As a child in Japan during World War II, the artist and musician was evacuated to the countryside, where her parents would visit her. Ms. Ono believes her mother sensed that her daughter “was going to go through some strange things. I remember her saying, ‘Yoko, you’re a very good writer, why don’t you write about this experience and think about whatever you encounter as material for your book?’ ”
For the past 60-plus years, Ms. Ono has followed that advice, channeling her experiences and encounters into conceptual art—first with the avant-garde Fluxus movement in New York, then with her own much-misunderstood “instruction” paintings, often bearing a single word, which invited the viewer to interpret and take figurative ownership of the artworks. Later, with John Lennon, she attracted notoriety—and animosity—when they staged their “Bed-in for Peace” protests in 1969.
That large body of work has now been compiled in a lavish, limited-edition book, “Infinite Universe at Dawn” (£325; genesis-publications.com). Its contents—abstract and conceptual art, poetry, text works, photography—not only remind us how pioneering and fearless Ms. Ono has been in her life, but also represent a defiant riposte to those who insist that her career amounts to little more than a few slogans and a fortuitous marriage. But the warmth of her welcome at the English seaside two months ago, when she dotted the streets, shop windows and public buildings of Folkestone with text works and installations during the town’s triennial (until Nov. 2;folkestonetriennial.org.uk), confirm that such doubters are now very much in the minority.
We recently caught up with Ms. Ono, who has gone through some very “strange things” indeed—and used all of them as material for her artwork. Her mother would be proud.
From left, Yoko Ono’s ‘Imagine Peace Tower,' 2007; Ms. Ono at Folkestone Triennial; her new limited-edition book, 'Infinite Universe at Dawn'; with John Lennon in 1969. YOKO ONO; FOLKESTONE TRIENNIAL; GENESIS PUBLICATIONS; GETTY
Artists should adhere to what we are, instead of being sidetracked by other desires. We’re supposed to have that independence. But many artists today are, you know, going with this gallery, with that museum, and thinking too much about monetary success, which means they can’t be free. A life of not being challenged and only hearing what you want to hear is being dead.
I do sometimes think, “Am I always going to be in New York?” In a way, it’s destiny, in that even if I try to find somewhere else to move, I just can’t. But, of course, it’s not destiny—it’s my mind that is blocking that.

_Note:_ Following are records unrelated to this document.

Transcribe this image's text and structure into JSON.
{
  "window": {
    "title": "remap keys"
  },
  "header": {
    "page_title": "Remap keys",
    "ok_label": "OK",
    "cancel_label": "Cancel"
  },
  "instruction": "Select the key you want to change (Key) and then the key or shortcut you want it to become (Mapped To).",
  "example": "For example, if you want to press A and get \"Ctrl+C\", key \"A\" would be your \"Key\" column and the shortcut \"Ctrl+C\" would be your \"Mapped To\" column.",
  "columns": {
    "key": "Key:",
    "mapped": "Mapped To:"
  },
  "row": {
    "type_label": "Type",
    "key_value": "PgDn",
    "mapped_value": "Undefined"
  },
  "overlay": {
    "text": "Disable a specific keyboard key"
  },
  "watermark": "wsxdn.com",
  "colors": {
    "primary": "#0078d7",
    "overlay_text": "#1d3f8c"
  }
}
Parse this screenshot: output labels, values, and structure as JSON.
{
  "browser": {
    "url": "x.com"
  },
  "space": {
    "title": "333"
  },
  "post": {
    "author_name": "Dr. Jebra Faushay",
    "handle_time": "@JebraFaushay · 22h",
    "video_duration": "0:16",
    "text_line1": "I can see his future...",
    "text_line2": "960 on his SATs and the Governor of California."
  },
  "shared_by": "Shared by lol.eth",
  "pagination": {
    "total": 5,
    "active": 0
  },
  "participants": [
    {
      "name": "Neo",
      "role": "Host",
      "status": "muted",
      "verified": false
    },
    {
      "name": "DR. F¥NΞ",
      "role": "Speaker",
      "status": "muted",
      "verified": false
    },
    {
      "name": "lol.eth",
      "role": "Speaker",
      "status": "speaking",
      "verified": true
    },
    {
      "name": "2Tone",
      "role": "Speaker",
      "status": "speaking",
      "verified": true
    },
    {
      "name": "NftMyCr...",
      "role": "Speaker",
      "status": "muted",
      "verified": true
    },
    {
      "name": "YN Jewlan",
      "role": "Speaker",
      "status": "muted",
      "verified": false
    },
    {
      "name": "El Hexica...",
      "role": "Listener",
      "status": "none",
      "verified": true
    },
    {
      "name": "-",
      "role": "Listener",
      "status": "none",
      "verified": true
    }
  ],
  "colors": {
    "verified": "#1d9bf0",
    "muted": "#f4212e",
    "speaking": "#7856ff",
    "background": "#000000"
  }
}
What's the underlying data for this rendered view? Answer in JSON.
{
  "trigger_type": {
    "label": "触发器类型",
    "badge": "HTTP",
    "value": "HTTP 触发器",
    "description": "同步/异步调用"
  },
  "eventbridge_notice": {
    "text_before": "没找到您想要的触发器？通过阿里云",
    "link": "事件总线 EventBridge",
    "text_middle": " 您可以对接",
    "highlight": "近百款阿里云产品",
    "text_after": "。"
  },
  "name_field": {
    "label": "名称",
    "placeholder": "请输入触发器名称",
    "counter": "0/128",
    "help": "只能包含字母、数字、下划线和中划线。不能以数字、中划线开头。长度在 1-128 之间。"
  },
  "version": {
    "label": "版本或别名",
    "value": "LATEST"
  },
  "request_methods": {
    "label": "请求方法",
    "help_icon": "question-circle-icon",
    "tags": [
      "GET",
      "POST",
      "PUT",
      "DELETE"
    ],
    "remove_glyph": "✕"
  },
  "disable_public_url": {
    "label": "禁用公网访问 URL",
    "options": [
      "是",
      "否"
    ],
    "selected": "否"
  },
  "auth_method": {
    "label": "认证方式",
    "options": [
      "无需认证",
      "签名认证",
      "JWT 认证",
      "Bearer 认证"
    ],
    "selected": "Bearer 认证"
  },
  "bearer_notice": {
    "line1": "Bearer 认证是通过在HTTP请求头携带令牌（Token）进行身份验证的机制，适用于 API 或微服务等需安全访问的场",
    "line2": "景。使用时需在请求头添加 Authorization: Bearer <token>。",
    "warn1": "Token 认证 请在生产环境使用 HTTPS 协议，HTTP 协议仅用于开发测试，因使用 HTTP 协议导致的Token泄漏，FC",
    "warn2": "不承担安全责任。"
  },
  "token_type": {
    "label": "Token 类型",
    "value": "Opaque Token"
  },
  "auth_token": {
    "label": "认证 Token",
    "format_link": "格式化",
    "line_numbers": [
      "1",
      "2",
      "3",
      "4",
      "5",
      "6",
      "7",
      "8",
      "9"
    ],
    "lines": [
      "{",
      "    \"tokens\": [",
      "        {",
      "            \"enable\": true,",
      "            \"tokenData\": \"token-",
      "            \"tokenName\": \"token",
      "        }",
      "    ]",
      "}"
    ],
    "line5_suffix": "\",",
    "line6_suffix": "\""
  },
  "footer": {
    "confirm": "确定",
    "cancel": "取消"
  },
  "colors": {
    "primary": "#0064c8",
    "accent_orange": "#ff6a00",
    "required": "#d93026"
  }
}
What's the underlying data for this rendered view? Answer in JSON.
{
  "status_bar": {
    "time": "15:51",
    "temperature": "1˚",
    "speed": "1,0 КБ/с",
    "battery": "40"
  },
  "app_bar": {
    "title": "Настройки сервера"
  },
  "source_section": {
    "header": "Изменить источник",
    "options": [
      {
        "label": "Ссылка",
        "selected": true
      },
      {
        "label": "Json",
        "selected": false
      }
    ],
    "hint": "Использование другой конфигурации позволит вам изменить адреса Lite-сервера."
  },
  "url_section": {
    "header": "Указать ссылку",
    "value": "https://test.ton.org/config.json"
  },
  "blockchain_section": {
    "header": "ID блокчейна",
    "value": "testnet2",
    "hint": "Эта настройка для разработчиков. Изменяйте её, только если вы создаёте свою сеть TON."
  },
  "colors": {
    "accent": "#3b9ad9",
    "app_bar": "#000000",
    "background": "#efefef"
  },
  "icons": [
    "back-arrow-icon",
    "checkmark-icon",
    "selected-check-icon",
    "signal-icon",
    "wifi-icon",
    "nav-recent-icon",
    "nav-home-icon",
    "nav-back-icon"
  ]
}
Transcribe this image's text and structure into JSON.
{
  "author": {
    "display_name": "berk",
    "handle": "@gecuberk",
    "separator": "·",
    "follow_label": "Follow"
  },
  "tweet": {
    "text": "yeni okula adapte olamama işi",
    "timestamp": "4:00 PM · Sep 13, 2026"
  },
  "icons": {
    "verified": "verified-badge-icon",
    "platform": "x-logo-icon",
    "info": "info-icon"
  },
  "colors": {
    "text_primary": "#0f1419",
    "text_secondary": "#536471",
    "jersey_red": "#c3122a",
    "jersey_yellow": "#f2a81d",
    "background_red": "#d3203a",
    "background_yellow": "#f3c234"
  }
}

When John and I were about to go to Japan to see my parents for the first time, he said, “I bet they live in a hole or something.” And I thought, “Just you wait.” Isn’t that funny?
Everybody is creative. These days, I think that’s truer than ever. There were very few activists in our day, when we were doing “Bed-in” and things like that, but now probably 90% of the people in the world are activists.
The main criticism I got for the instruction paintings was about how arrogant I was, telling people what to do. Can you imagine? Instead of saying, “Thank you.” It typified the image they were giving me: this arrogant woman. Or they just thought, “Oh, she’s one of those kooks.”
‘A life of not being challenged and only hearing what you want to hear is being dead’
I never think of things as being a long time ago. Everything is getting more one-dimensional now. The other day, I was just pulling a chair over to the wall so that I could clear a space, and I thought, “I did this when I was 2½.” Experience repeats itself. There is that belief that just before you die, you go through everything you’ve done in your life. Now, I really believe it. I remember very interesting details about the smallest things. You turn a corner and think, “I turned a corner in exactly this way in Italy that time.” It just all comes back.
I always thought that I was dealing in the future—creating the future and the unknown, which is far more interesting and exciting.
When I titled one of my works “Surrender to Peace” and sent it to the New York Times many years ago, the criticism I got was that it wasn’t grammatical, that you can’t surrender to something abstract. And that was them being annoyed about the fact that I was being political. But it just showed their thinking, you know, “She’s an Asian. We’ll intimidate her.”
John was so intelligent, so quick. I didn’t have to explain, and we didn’t have to talk about what had happened. We just immediately knew that we understood each other.
Folkestone reminded me of the first time I went to Iceland. I was really upset that the world seemed to be only into centralization, globalization…. I thought that the way to go was to localize things, to give energy to all these communities and make a difference that way. So I went there thinking, “This is great. This is a place that is never talked about. I’m going to go there and revive them.” And, in fact, they gave me far more than I was giving them.
Women have come a long way. We should be proud of that. We jumped and hopped and came to this point instead of just walking.